Education and Counseling for Individuals Affected by Oppositional Defiant Disorder and ADHD

Search This Site

Children & Sharing

I have a six-year-old very strong willed youngster. She can be so sweet… then she starts grabbing toys out kid’s hands, hitting and kicking. I have her on a chart, and she is doing better. However, she still has problems sharing and getting along with others.


Perhaps one of the most common complaints that parents have about their young kids is that they find it difficult to get them to share.

Sharing is not something that is innate in a youngster and they will only learn it through your constant observation and guidance. Further more, there is a whole lot of concern about just what a youngster needs to learn how to share and when. Do they always need to share? You can help your youngster learn how to be more discerning with the sharing game if you just pay very close attention and follow some simple concepts.

DON'T EVER FORCE YOUR YOUNGSTER TO SHARE. The whole point of the exercise is lost if you have to force it. This means, don’t threaten them in any way - like telling them they will have to go home, telling them they will miss out on a treat or you will punish them. Not sharing something is a whole different ball game than being willfully mean so the outcomes should also be different.

OWNERSHIP COUNTS. In the greater scheme of things, you have to remember that ownership does really count for something. After all, you don’t go out in the world and give your cell phone, or car to a complete stranger simply because they ask. Try teaching your youngster that it is OK to refuse a request if someone asks for something that they have.

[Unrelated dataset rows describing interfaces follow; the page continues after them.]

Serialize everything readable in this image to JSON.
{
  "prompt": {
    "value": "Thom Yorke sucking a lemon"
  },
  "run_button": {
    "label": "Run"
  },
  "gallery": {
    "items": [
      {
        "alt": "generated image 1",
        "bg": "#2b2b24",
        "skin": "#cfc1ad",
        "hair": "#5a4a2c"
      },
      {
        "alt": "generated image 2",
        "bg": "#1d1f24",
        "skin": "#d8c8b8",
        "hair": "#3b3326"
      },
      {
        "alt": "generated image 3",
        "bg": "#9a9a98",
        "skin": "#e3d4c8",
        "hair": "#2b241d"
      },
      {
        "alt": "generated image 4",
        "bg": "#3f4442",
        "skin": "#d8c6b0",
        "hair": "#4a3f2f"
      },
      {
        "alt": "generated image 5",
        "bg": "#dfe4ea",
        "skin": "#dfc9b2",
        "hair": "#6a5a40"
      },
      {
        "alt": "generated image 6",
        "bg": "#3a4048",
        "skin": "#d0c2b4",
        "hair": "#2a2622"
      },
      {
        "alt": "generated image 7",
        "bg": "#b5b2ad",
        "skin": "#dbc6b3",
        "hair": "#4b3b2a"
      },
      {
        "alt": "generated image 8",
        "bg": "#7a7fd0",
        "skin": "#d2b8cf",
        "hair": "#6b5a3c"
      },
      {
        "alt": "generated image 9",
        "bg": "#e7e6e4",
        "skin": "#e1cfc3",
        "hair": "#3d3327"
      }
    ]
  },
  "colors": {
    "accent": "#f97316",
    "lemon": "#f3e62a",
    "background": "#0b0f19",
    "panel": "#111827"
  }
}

This may apply to a bike or a special toy.

Of course, playground rules are a little different. If you are taking along a load of sand pit toys to the park then you may just have to try to explain to your child before you go that other kids are going to want to use them to and you will be sharing them with others. Perhaps you can help them pick out some toys that you will take along that other kids can use and something that they will use. Most importantly, involve them in the process.
If, once you get to the park and it is obvious that your youngster is simply not up to the challenge of sharing their stuff, you don’t have to turn around and come home.

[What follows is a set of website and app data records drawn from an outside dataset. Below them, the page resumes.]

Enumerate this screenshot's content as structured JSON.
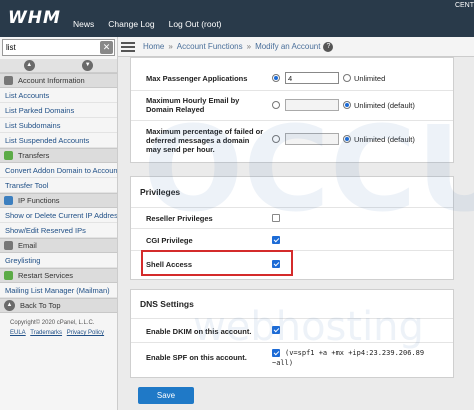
{
  "app": {
    "logo": "WHM",
    "nav": [
      "News",
      "Change Log",
      "Log Out (root)"
    ],
    "top_right": "CENT"
  },
  "sidebar": {
    "search_value": "list",
    "sections": [
      {
        "title": "Account Information",
        "icon": "account-info-icon",
        "items": [
          "List Accounts",
          "List Parked Domains",
          "List Subdomains",
          "List Suspended Accounts"
        ]
      },
      {
        "title": "Transfers",
        "icon": "transfers-icon",
        "items": [
          "Convert Addon Domain to Account",
          "Transfer Tool"
        ]
      },
      {
        "title": "IP Functions",
        "icon": "ip-functions-icon",
        "items": [
          "Show or Delete Current IP Addresses",
          "Show/Edit Reserved IPs"
        ]
      },
      {
        "title": "Email",
        "icon": "email-icon",
        "items": [
          "Greylisting"
        ]
      },
      {
        "title": "Restart Services",
        "icon": "restart-services-icon",
        "items": [
          "Mailing List Manager (Mailman)"
        ]
      }
    ],
    "back_to_top": "Back To Top",
    "copyright": "Copyright© 2020 cPanel, L.L.C.",
    "footer_links": [
      "EULA",
      "Trademarks",
      "Privacy Policy"
    ]
  },
  "breadcrumb": [
    "Home",
    "Account Functions",
    "Modify an Account"
  ],
  "limits": {
    "passenger_label": "Max Passenger Applications",
    "passenger_value": "4",
    "unlimited": "Unlimited",
    "hourly_email_label": "Maximum Hourly Email by Domain Relayed",
    "unlimited_default": "Unlimited (default)",
    "failed_pct_label": "Maximum percentage of failed or deferred messages a domain may send per hour."
  },
  "privileges": {
    "title": "Privileges",
    "reseller": "Reseller Privileges",
    "cgi": "CGI Privilege",
    "shell": "Shell Access"
  },
  "dns": {
    "title": "DNS Settings",
    "dkim": "Enable DKIM on this account.",
    "spf": "Enable SPF on this account.",
    "spf_record_line1": "(v=spf1 +a +mx +ip4:23.239.206.89",
    "spf_record_line2": "~all)"
  },
  "save_label": "Save",
  "watermark": {
    "top": "OCCU",
    "bottom": "webhosting"
  },
  "colors": {
    "topbar": "#293a4a",
    "accent": "#1c6bd6",
    "highlight": "#d42b2b",
    "save": "#1f79c7"
  }
}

There are things that you can do to help them along. A child doesn’t have the ability to look at things as rationally as you. All they know is that someone else is trying to take away their stuff. In their mind they don’t know if it will ever come back! Try saying something along the lines of, “We are going to share, which car can Johnny have? The red one or the blue one?” In this way, you are introducing the concept of sharing, THEY are making the decision (in a roundabout way) and you are doing it without aggression or force.

IF IT'S GOING TO BE AN ISSUE - LEAVE IT AT HOME! If you know that it is going to be an issue to share a special toy then try to leave it at home. Don’t expect other kids not to want to play with it and don’t expect your youngster to want to share it. Explain, as best as you can, that this is a toy for home. Trust me, other parents will appreciate it much more than you think. After all, how may times have you had to try and explain to a child why they can’t have someone else’s toy?

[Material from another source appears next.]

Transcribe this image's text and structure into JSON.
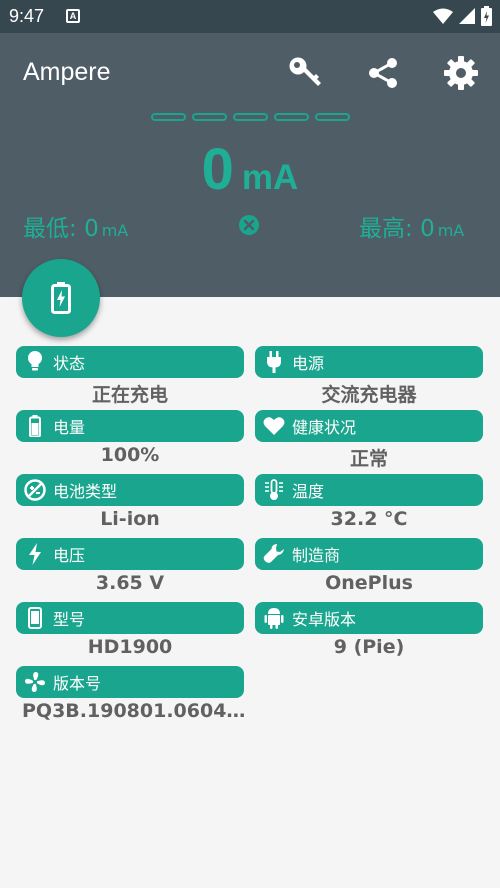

Above all, don’t expect too much. Sharing is not something that comes naturally and it is not something that is always warranted. Maybe what we should be teaching our kids, is to respect the property of others, that they can’t always have what they want and that it is OK to say no.

Online Parent Support

No comments:


Parenting Rebellious Teens

One day you wake up and find that life has changed forever. Instead of greeting you with a hug, your little boy rolls his eyes when you say "good morning" and shouts, "You're ruining my life!" You may think you've stepped into the Twilight Zone, but you've actually been thrust into your son's teen years.

During adolescence, teens start to break away from parents and become "their own person." Some talk back, ignore rules and slack off at school. Others may sneak out or break curfew. Still others experiment with alcohol, tobacco or drugs. So how can you tell the difference between normal teen rebellion versus dangerous behavior? And what's the best way for a parent to respond?

Click here for full article...

Oppositional Defiant Disorder (ODD)

Many families of defiant children live in a home that has become a battleground. In the beginning, the daily struggles can be expected. After all, we knew that problems would occur. Initially, stress can be so subtle that we lose sight of a war, which others do not realize is occurring. We honestly believe that we can work through the problems.

Outbursts, rages, and strife become a way of life (an emotionally unhealthy way of life). We set aside our own needs and focus on the needs of our children. But what does it cost us?

Click here for the full article...

The Strong-Willed Out-of-Control Teen

The standard disciplinary techniques that are recommended for “typical” teenagers do not take into account the many issues facing teens with serious behavioral problems. Disrespect, anger, violent rages, self-injury, running away from home, school failure, hanging-out with the wrong crowd, drug abuse, theft, and legal problems are just some of the behaviors that parents of defiant teens will have to learn to control.

Click here for the full article...

Online Parenting Coach - Syndicated Content